I haven’t worked in the corporate world for awhile now and my go-to word processor is Pages, which I find enjoyable to use. I never have the need to do the kind of elaborate large-document formatting I used to do when I worked at Hughes Aircraft in the '90s.

I feel like a fever has passed since my episode with Scrivener last night. I don’t know what my next move is going to be. I’m giving Ulysses a try right now and have a week to decide if I want to go with their subscription plan. I stand by most of what I said a day ago, but you and the others here in the forum have made good points so far as the use of resources goes.

For what it is worth, it may be just my style of learning, but I am forever grateful for the initial General Non-Fiction (LaTeX) Project Template that is included with Scrivener.

Without the General Non-Fiction (LaTeX) Project Template, I would NEVER have been able to even get started with Scrivener, lest spend the last 2+ years learning even the basics in Scrivener. Compared to all of the 5-10+ year Scrivener alumni that are out there, I’m still just a babe in the woods.

Scrivener has an incredible amount of power and flexibility (as I’ve learned in my work to amplify Styles) but in my early days, if that initial General Non-Fiction (LaTeX) Project Template didn’t exist, I would have blown by Scrivener as a far too complex piece of software for what I need to do. Two plus years later, I am grateful for having that initial Template to get me started.

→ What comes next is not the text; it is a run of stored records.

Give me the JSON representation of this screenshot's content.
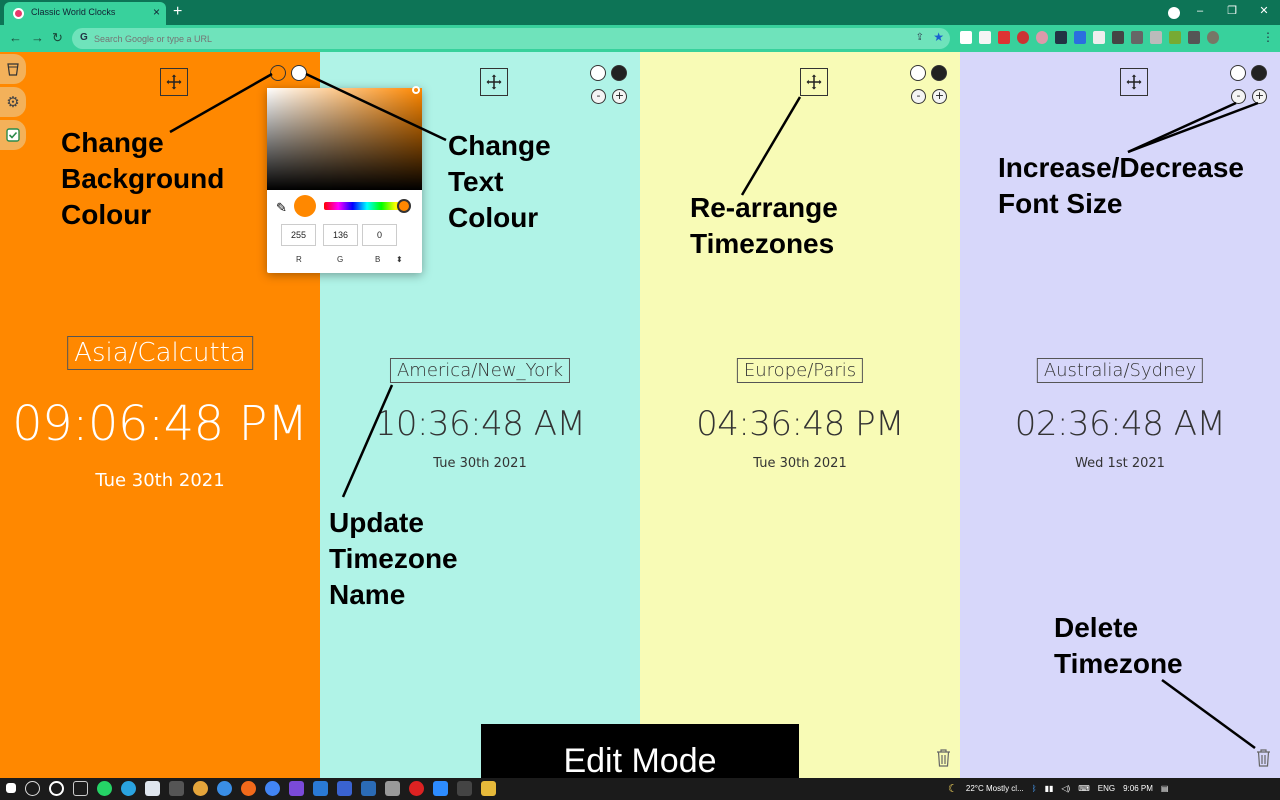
{
  "browser": {
    "tab_title": "Classic World Clocks",
    "tab_close": "×",
    "new_tab": "+",
    "omnibox_placeholder": "Search Google or type a URL",
    "omnibox_icon": "G",
    "menu": "⋮",
    "window_controls": [
      "–",
      "❐",
      "✕"
    ]
  },
  "clocks": [
    {
      "timezone": "Asia/Calcutta",
      "time": "09:06:48 PM",
      "date": "Tue 30th 2021",
      "background": "#ff8800",
      "text_color": "#ffffff"
    },
    {
      "timezone": "America/New_York",
      "time": "10:36:48 AM",
      "date": "Tue 30th 2021",
      "background": "#b0f3e7",
      "text_color": "#333333"
    },
    {
      "timezone": "Europe/Paris",
      "time": "04:36:48 PM",
      "date": "Tue 30th 2021",
      "background": "#f8fbb6",
      "text_color": "#333333"
    },
    {
      "timezone": "Australia/Sydney",
      "time": "02:36:48 AM",
      "date": "Wed 1st 2021",
      "background": "#d7d7fa",
      "text_color": "#333333"
    }
  ],
  "font_controls": {
    "decrease": "-",
    "increase": "+"
  },
  "color_picker": {
    "color": "#ff8800",
    "r": "255",
    "g": "136",
    "b": "0",
    "r_label": "R",
    "g_label": "G",
    "b_label": "B",
    "mode_toggle": "⬍"
  },
  "annotations": {
    "bg_colour": [
      "Change",
      "Background",
      "Colour"
    ],
    "text_colour": [
      "Change",
      "Text",
      "Colour"
    ],
    "rearrange": [
      "Re-arrange",
      "Timezones"
    ],
    "font_size": [
      "Increase/Decrease",
      "Font Size"
    ],
    "update_name": [
      "Update",
      "Timezone",
      "Name"
    ],
    "delete": [
      "Delete",
      "Timezone"
    ]
  },
  "edit_mode_label": "Edit Mode",
  "taskbar": {
    "weather": "22°C  Mostly cl...",
    "language": "ENG",
    "clock": "9:06 PM"
  }
}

Bottom line: I realize there are there many Templates included with the Scrivener app. Is it time to expand the list? Perhaps a sample Template that serves an an introduction to all of the resources that are available on GitHub, StackExchange, et al. with an introduction on how best to use those resources? Learning Scrivener is just so far beyond just watching a few YouTube videos.

Perhaps a budding new user needs a bit more initial direction.

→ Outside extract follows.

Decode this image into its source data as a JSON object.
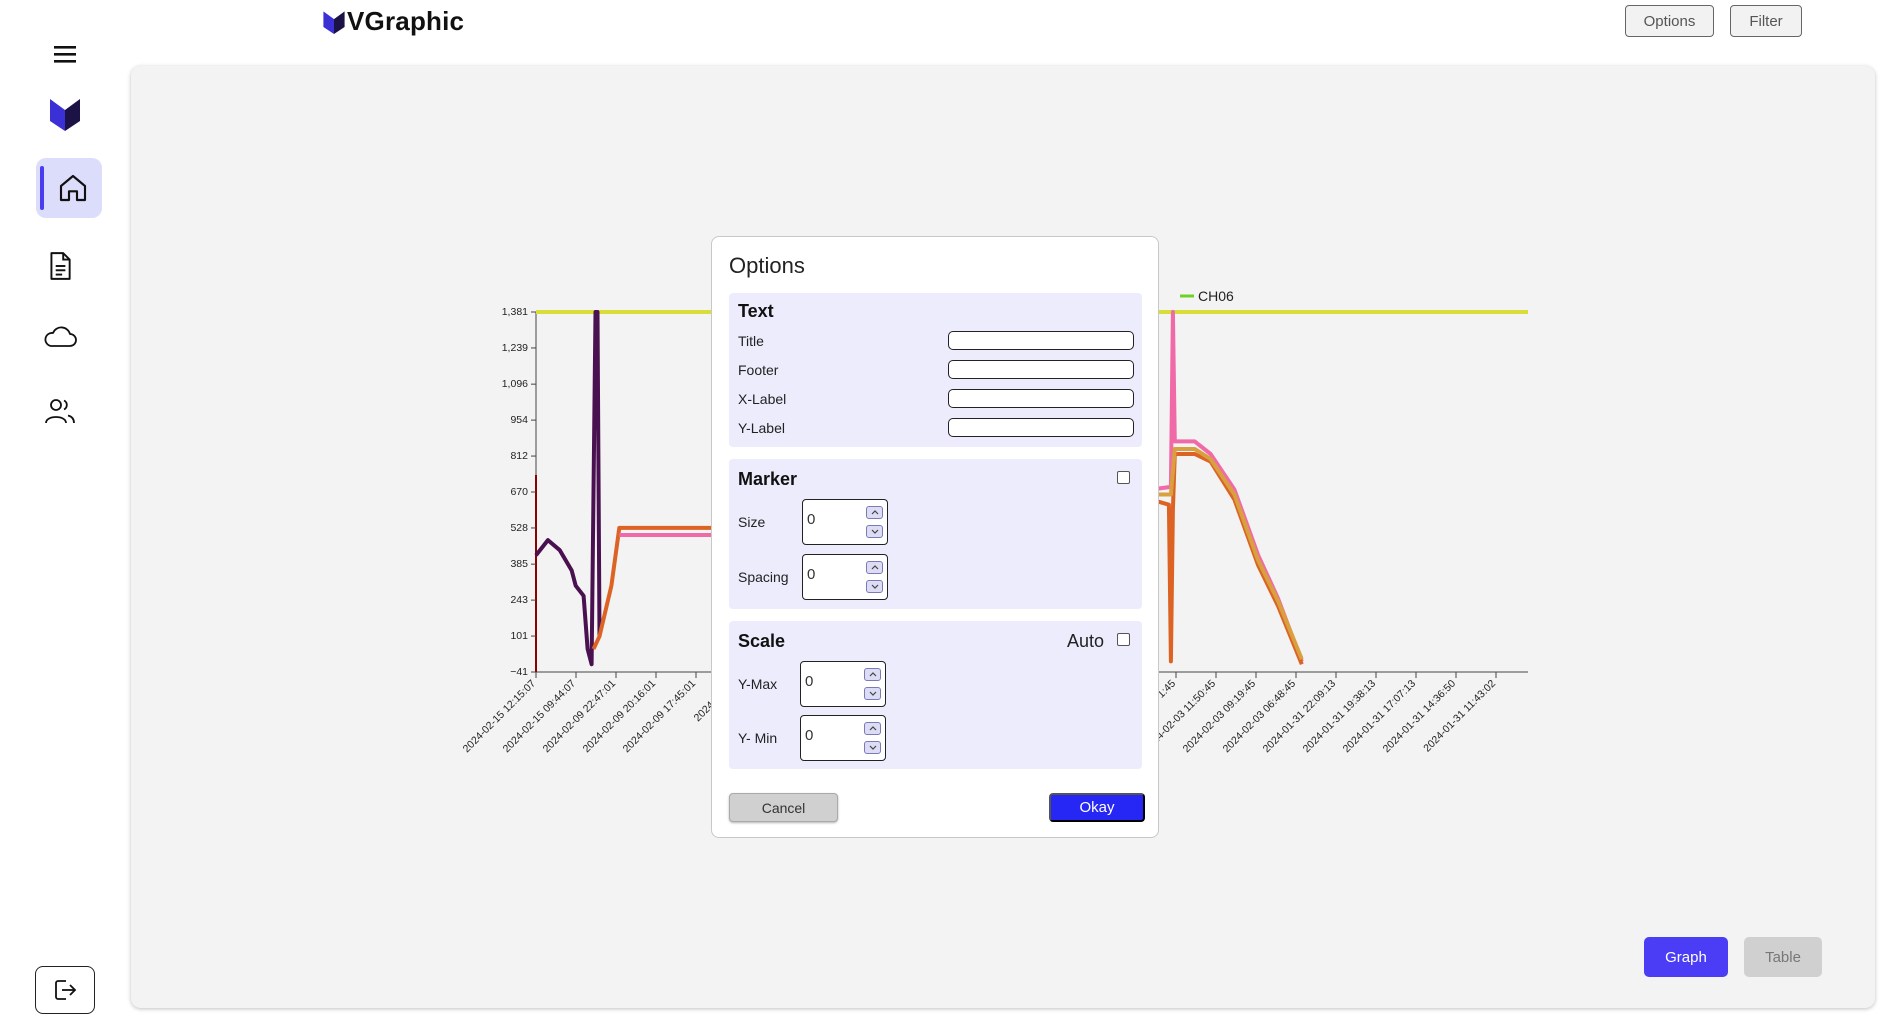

Personally, I’m still learning about all the resources available on StackExchange, and I’ve barely touched GitHub, or any of the other resources that are out there. A roadmap on how to learn more about those resources would be helpful.

Thanks for reading,